Since the turn of the century, a huge swath of the world extending from the Maghreb to Pakistan has contended with the projection of American power. Amongst its major manifestations are deadly wars in Afghanistan and Iraq, destabilisation of Pakistan, marginalisation of Palestinians and unforeseen complexities in the working out of the Arab Spring.
In a memorable piece published in November 2011, the US Secretary of State, Hillary Clinton, stated that those in the West who say that the United States could no longer afford to engage with the world have it backward. She, then, went on to spell out the rationale of a massive shift of American military and diplomatic power to the Pacific basin. “Open markets in Asia,” she declared, “provide the US with unprecedented opportunities for investment, trade, and access to cutting-edge technology. Our economic recovery at home will depend on exports and the ability of American firms to tap into the vast and growing consumer base of Asia.” She also underlined the strategic objectives of defending freedom of navigation in the South China Sea, countering the proliferation efforts of North Korea, and transparency in the military activities of the region’s key players. This is clearly a new phase in the containment of Chinese influence in the region and beyond.
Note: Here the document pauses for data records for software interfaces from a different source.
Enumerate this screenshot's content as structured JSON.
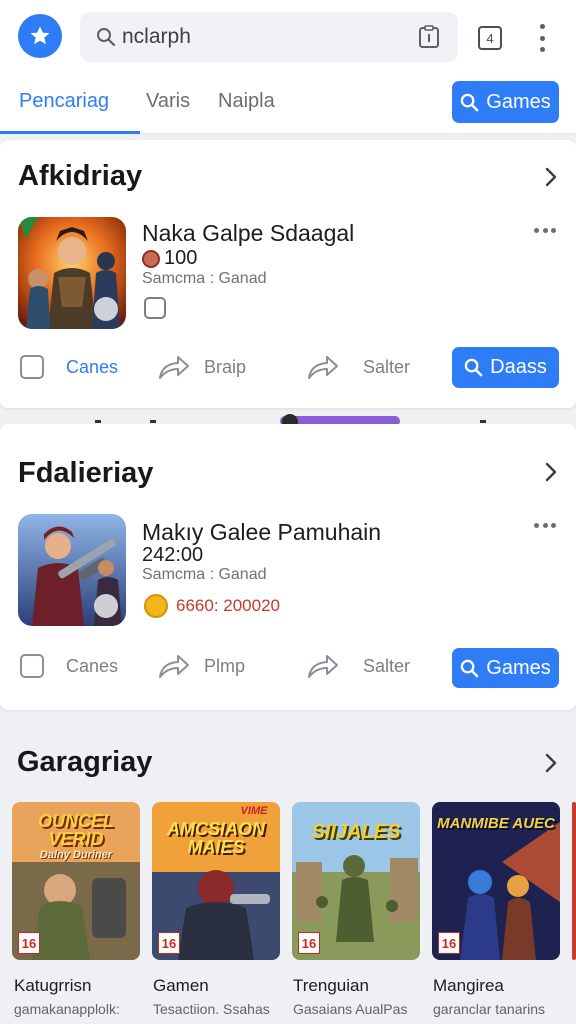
{
  "header": {
    "search": {
      "value": "nclarph",
      "placeholder": "nclarph"
    },
    "tab_count": "4",
    "nav_tabs": [
      {
        "label": "Pencariag",
        "active": true
      },
      {
        "label": "Varis",
        "active": false
      },
      {
        "label": "Naipla",
        "active": false
      }
    ],
    "games_button": "Games",
    "accent_color": "#2f7df6"
  },
  "section1": {
    "title": "Afkidriay",
    "app": {
      "name": "Naka Galpe Sdaagal",
      "meta": "100",
      "sub": "Samcma : Ganad"
    },
    "actions": [
      {
        "label": "Canes",
        "icon": "checkbox-icon"
      },
      {
        "label": "Braip",
        "icon": "share-arrow-icon"
      },
      {
        "label": "Salter",
        "icon": "share-arrow-icon"
      }
    ],
    "button": "Daass"
  },
  "section2": {
    "title": "Fdalieriay",
    "app": {
      "name": "Makıy Galee Pamuhain",
      "meta": "242:00",
      "sub": "Samcma : Ganad",
      "price": "6660: 200020"
    },
    "actions": [
      {
        "label": "Canes",
        "icon": "checkbox-icon"
      },
      {
        "label": "Plmp",
        "icon": "share-arrow-icon"
      },
      {
        "label": "Salter",
        "icon": "share-arrow-icon"
      }
    ],
    "button": "Games"
  },
  "section3": {
    "title": "Garagriay",
    "tiles": [
      {
        "art_title": "OUNCEL VERID",
        "art_sub": "Dalny Duriner",
        "age": "16",
        "name": "Katugrrisn",
        "sub": "gamakanapplolk:"
      },
      {
        "art_title": "AMCSIAON MAIES",
        "art_sub": "VIME",
        "age": "16",
        "name": "Gamen",
        "sub": "Tesactiion. Ssahas"
      },
      {
        "art_title": "SIIJALES",
        "art_sub": "",
        "age": "16",
        "name": "Trenguian",
        "sub": "Gasaians AualPas"
      },
      {
        "art_title": "MANMIBE AUEC",
        "art_sub": "",
        "age": "16",
        "name": "Mangirea",
        "sub": "garanclar tanarins"
      }
    ]
  }
}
Great Powers have historically acted so majestically while on their ascending trajectory. The middle and smaller powers have generally adjusted their postures as best as they could. What is different and what makes this new era of international politics more perilous is that the US is asserting its unrivalled military power when in comprehensive national terms, it is on a downward trajectory; other nations such as China, Russia, Brazil and India are also staking a claim to global influence.
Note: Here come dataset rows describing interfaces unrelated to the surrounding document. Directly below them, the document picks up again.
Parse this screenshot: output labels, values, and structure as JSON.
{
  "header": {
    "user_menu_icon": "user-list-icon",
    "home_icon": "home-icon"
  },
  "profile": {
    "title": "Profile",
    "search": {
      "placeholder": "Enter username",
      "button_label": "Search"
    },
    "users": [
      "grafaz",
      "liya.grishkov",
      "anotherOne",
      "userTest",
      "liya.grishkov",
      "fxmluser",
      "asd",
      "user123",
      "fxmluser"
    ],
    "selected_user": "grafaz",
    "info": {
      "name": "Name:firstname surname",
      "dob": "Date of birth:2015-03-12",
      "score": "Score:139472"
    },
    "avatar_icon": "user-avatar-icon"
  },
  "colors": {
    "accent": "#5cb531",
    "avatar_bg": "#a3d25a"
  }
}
In a remarkable essay published recently in the International Herald Tribune, Charles A. Kupchan pointed out that the rising nations, rather than following the West’s path of development and obediently accepting their place in the liberal international order, are fashioning their own versions of modernity. Interestingly, Kupchan’s short list included the “state capitalism” of the Gulf states. He cautioned American leaders — present and future — against trumpeting a new American Century and against toppling governments in the name of spreading western values.
Pakistan provides an excellent example — in fact, a cautionary tale — of how difficult is the process of dealing with a superpower reluctant to admit that it has lost a decade-long military campaign in neighbouring Afghanistan.
Pakistan had signed on in 2001 without settling terms of engagement. Failure of the Nato-Isaf mission in Afghanistan and its horrific backlash against Pakistan that has all but ripped the country apart made Pakistan’s civil and military leaders to seek some say in the formulation of American strategy in the region, largely to shift a purely militaristic policy to negotiations with all the parties to the conflict. The fundamental American response was to subject Pakistan to increased diplomatic, military and economic pressure to secure its blind compliance with Washington’s policy that had included an Obama-sanctioned surge of troops. The coercive approach to Pakistan ran into a major crisis when a Nato air attack on the Pakistani border post of Salala killed 24 Pakistani soldiers. The pro-western government in Islamabad tried to stem the tide of nationwide anger by closing down Nato’s virtually indispensable overland supply route and by asking parliament to write guidelines to re-set relations with the US.
Pakistan is not the best case from which to generalise about relations between middle level states and Great Powers. But its experience has an indicative value. Parliament produced an initial report that was met with derision from the people — lay as well as informed — and vigorous moves by the American embassy to influence its outcome. It went back to the drawing board and wrote a much better report that upholds national sovereignty, opens the door for an arms-free transit of Nato supplies and tasks the executive with bringing to an end the highly controversial drone attacks on Pakistan. The government got an opportunity to meet an almost undeniable American demand for overland transit; important now and even more when a 100,000 troops are evacuated from Afghanistan with billions of dollars worth of military hardware. In the same breath, however, it faced the daunting task of achieving other goals present in parliament’s resolution in spirit, if not the literal text. These include cessation of drone attacks, end of covert American operations, drastic curtailment of the US footprint in Pakistan, a political settlement in Afghanistan and proactive pursuit of gas pipelines from Iran and Turkmenistan. The Pakistan government has only a limited capacity to pursue these objectives.
From a Chinese or Indian viewpoint, the increasing vulnerabilities of the US in its aggregate national power make for greater space for independent action. For Pakistan that willingly slipped into a tight embrace with Washington, current efforts to regain some freedom of manoeuvring have a touch of pathos. What makes it even poignant is the fact that Pakistan is a considerable nuclear weapons power.
Tanvir Ahmad Khan is a former ambassador and foreign secretary of Pakistan.